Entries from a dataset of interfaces
_ _ _ _ _
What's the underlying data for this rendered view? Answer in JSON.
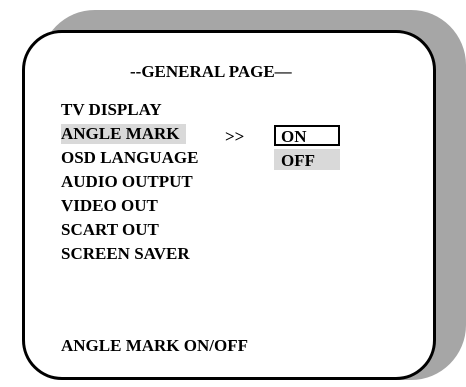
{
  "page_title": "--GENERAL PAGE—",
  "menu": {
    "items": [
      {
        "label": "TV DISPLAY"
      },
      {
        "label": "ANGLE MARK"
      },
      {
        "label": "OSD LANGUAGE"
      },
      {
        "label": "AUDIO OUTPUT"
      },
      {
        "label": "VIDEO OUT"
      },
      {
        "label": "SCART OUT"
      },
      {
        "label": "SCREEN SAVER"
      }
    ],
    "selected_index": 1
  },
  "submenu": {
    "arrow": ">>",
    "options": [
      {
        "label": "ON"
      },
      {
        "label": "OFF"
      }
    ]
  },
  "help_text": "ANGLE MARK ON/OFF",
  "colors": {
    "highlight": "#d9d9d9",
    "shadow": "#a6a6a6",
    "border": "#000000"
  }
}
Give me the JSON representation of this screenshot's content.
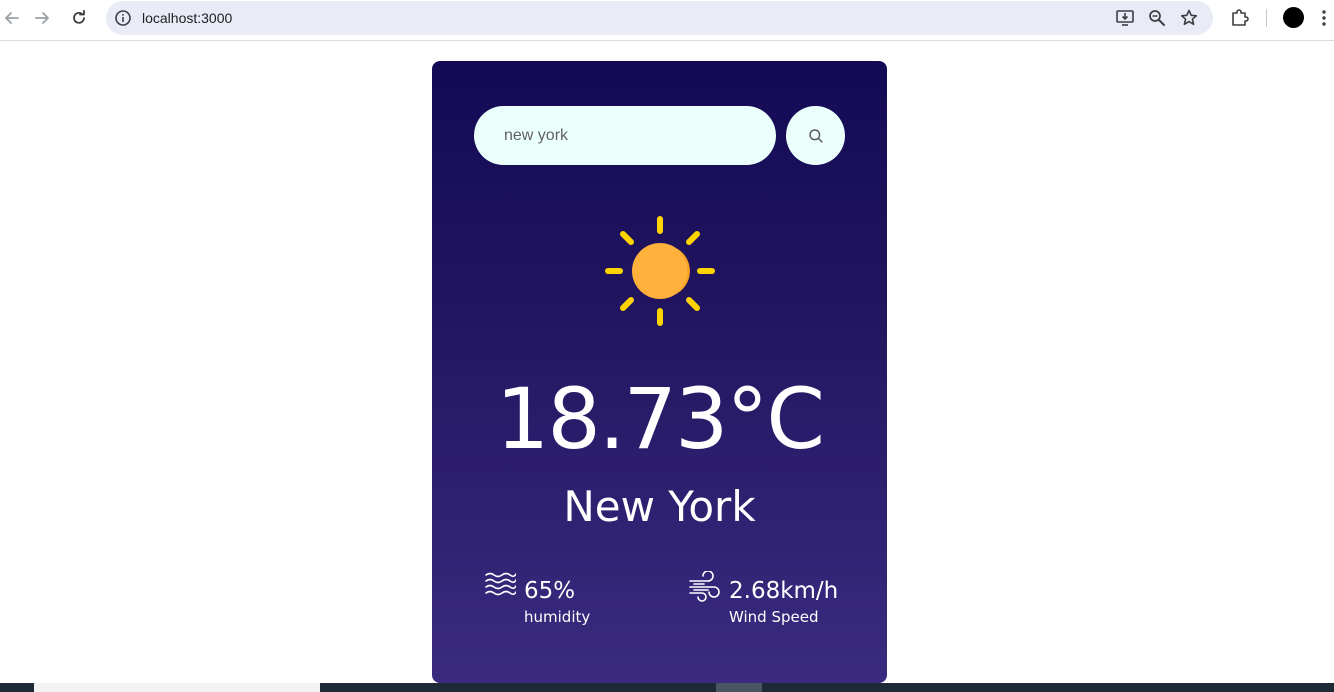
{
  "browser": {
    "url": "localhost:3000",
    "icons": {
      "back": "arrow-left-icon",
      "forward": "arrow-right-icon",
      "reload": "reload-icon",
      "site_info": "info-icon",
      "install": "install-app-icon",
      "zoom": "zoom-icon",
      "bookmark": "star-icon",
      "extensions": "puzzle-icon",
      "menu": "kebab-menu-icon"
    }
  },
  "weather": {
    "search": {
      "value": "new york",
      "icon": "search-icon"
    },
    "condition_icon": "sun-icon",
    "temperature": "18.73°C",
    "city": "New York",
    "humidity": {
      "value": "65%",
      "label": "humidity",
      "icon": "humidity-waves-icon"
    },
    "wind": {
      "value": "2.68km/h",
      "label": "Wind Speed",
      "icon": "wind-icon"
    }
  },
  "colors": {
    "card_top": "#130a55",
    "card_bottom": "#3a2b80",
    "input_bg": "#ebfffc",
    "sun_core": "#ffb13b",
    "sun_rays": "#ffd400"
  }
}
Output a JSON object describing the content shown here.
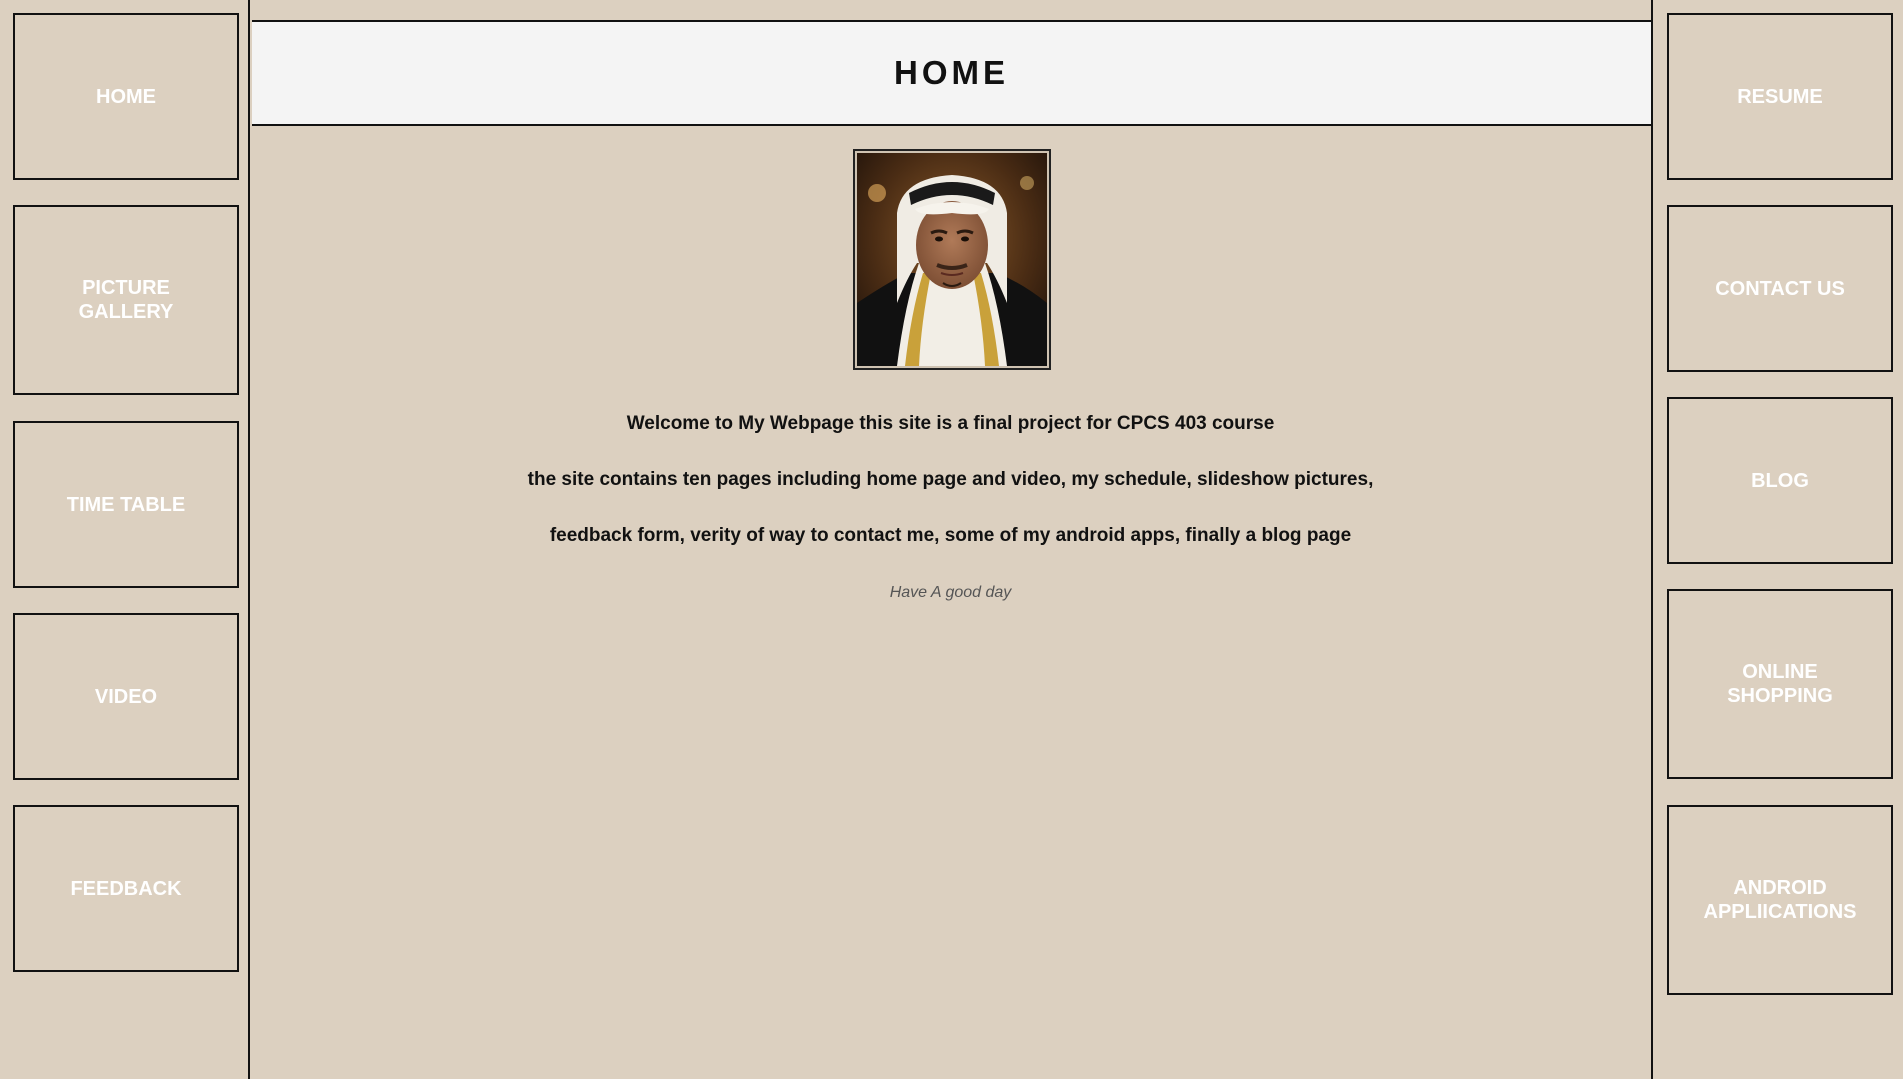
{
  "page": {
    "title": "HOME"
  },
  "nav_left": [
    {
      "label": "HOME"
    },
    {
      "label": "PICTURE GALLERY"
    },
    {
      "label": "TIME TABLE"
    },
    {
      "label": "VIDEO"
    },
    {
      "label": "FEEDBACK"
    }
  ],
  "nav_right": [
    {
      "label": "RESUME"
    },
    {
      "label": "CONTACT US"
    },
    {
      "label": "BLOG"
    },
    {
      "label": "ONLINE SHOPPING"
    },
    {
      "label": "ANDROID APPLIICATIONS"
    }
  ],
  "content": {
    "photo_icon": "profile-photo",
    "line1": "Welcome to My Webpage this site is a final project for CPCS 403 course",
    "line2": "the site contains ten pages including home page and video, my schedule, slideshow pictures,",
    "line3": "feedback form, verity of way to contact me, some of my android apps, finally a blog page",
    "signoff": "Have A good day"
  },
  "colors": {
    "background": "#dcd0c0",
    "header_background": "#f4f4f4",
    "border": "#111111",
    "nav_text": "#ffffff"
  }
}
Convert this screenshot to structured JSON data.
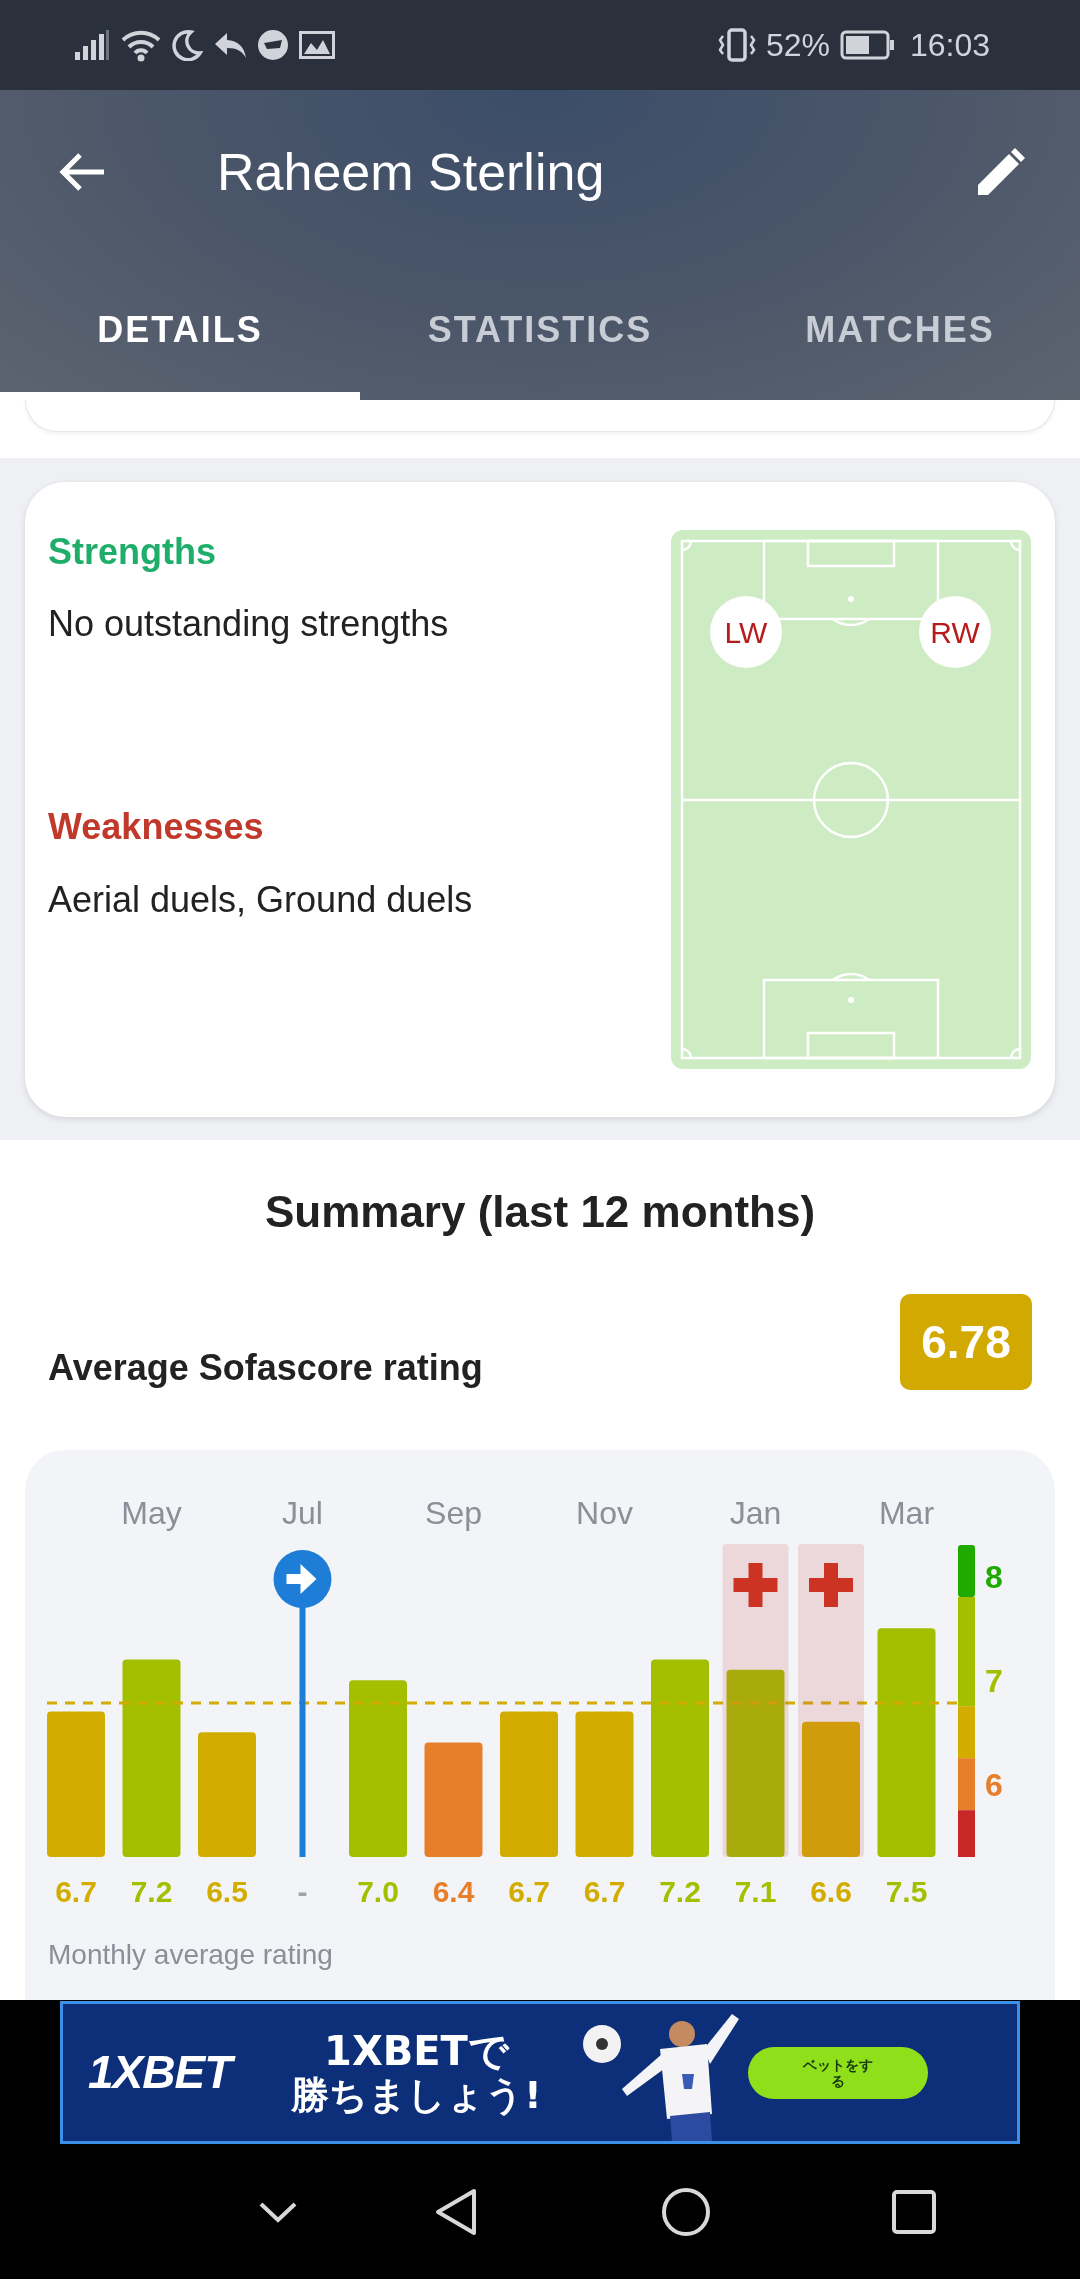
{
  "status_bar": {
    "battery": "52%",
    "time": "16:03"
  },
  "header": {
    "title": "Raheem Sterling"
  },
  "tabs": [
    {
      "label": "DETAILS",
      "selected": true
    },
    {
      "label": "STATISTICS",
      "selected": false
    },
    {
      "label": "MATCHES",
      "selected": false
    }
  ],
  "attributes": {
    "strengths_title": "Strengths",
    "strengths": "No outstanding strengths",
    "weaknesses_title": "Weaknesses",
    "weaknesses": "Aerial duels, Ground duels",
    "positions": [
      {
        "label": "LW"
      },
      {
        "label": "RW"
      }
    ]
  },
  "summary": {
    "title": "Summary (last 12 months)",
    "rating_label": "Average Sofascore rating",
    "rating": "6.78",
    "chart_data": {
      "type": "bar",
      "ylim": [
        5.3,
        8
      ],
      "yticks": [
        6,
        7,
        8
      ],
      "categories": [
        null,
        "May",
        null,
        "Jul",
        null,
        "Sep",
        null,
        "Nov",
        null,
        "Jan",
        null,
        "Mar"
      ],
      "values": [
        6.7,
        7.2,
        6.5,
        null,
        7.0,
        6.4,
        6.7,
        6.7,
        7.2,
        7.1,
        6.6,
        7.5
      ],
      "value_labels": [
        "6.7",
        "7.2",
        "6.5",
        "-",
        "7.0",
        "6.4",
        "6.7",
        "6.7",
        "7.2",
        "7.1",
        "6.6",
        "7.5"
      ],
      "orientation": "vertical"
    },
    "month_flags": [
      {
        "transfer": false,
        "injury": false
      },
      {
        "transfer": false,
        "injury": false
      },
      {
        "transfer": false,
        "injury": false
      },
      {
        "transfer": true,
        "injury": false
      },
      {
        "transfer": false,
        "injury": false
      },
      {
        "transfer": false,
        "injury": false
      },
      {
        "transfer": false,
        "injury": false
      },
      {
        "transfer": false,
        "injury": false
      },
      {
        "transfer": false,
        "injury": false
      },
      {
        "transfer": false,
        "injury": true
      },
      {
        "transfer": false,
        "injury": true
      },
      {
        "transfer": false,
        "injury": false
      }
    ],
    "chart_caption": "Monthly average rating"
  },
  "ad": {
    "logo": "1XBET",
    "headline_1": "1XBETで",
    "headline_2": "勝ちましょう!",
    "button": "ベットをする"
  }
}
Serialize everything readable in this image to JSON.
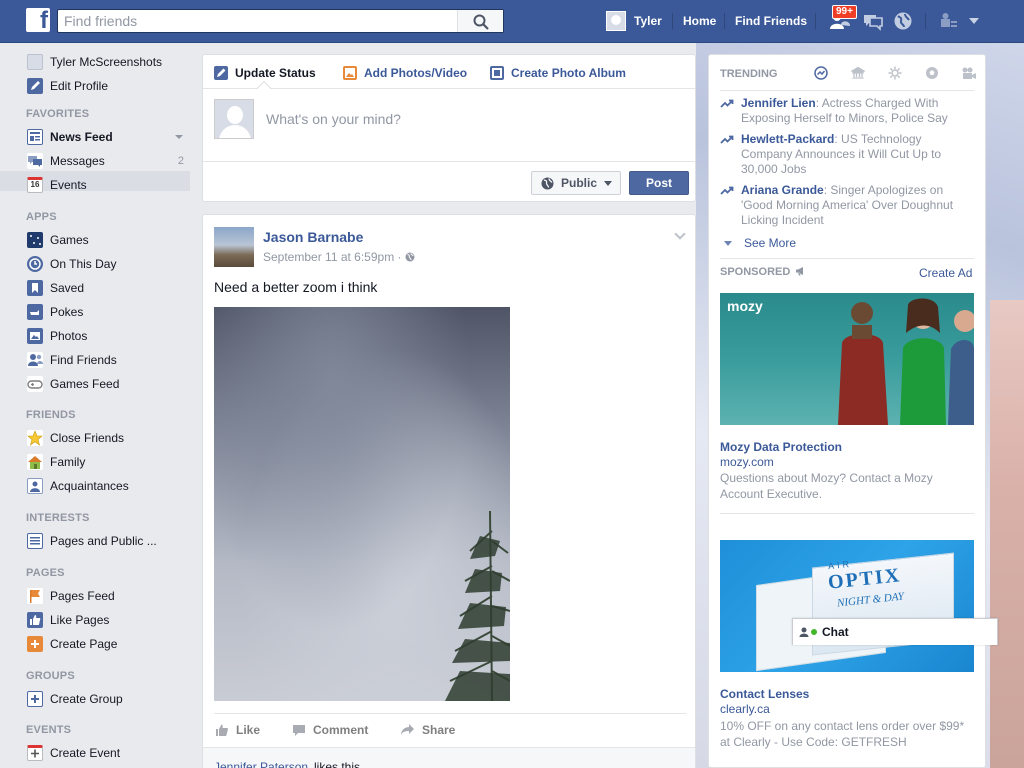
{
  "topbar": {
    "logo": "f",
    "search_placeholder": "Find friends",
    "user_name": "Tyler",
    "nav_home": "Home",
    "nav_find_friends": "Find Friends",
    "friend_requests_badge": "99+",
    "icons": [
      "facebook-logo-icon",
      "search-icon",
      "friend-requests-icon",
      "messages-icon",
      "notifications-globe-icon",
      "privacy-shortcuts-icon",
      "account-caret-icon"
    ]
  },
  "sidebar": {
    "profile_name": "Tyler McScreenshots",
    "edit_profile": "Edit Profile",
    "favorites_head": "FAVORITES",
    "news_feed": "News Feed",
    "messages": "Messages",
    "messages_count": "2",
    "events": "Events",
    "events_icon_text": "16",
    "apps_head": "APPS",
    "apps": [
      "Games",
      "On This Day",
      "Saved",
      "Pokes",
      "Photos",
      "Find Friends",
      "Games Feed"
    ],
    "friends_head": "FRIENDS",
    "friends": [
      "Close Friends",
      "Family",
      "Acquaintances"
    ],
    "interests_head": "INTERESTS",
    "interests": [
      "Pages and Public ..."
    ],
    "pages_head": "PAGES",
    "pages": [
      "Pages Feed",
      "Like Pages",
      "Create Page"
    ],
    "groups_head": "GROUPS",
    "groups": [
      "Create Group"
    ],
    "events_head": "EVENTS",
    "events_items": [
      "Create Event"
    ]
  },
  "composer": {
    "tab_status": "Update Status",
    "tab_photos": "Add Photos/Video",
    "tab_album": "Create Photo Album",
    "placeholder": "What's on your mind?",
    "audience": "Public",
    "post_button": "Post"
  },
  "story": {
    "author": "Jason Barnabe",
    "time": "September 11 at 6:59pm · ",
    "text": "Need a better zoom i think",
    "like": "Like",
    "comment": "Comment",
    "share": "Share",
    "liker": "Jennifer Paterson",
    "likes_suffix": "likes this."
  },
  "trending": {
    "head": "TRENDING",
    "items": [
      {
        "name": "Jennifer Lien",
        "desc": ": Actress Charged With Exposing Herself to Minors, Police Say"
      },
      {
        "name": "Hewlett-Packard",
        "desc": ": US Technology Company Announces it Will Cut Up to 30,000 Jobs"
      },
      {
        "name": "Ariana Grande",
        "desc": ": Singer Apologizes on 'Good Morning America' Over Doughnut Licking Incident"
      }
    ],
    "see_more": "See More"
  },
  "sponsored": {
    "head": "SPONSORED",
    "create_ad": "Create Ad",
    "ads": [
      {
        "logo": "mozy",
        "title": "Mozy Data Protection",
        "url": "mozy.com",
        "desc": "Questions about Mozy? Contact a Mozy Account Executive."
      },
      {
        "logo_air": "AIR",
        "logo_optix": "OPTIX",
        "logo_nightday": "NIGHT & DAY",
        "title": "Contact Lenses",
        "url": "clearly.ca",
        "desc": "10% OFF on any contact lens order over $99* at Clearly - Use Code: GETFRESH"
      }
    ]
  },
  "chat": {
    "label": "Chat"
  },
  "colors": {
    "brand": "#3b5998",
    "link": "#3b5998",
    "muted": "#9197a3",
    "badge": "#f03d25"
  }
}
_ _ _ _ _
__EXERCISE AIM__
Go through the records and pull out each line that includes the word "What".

__RESULT FOR THIS TASK__
What's the underlying data for this rendered view? Answer in JSON.
    "placeholder": "What's on your mind?",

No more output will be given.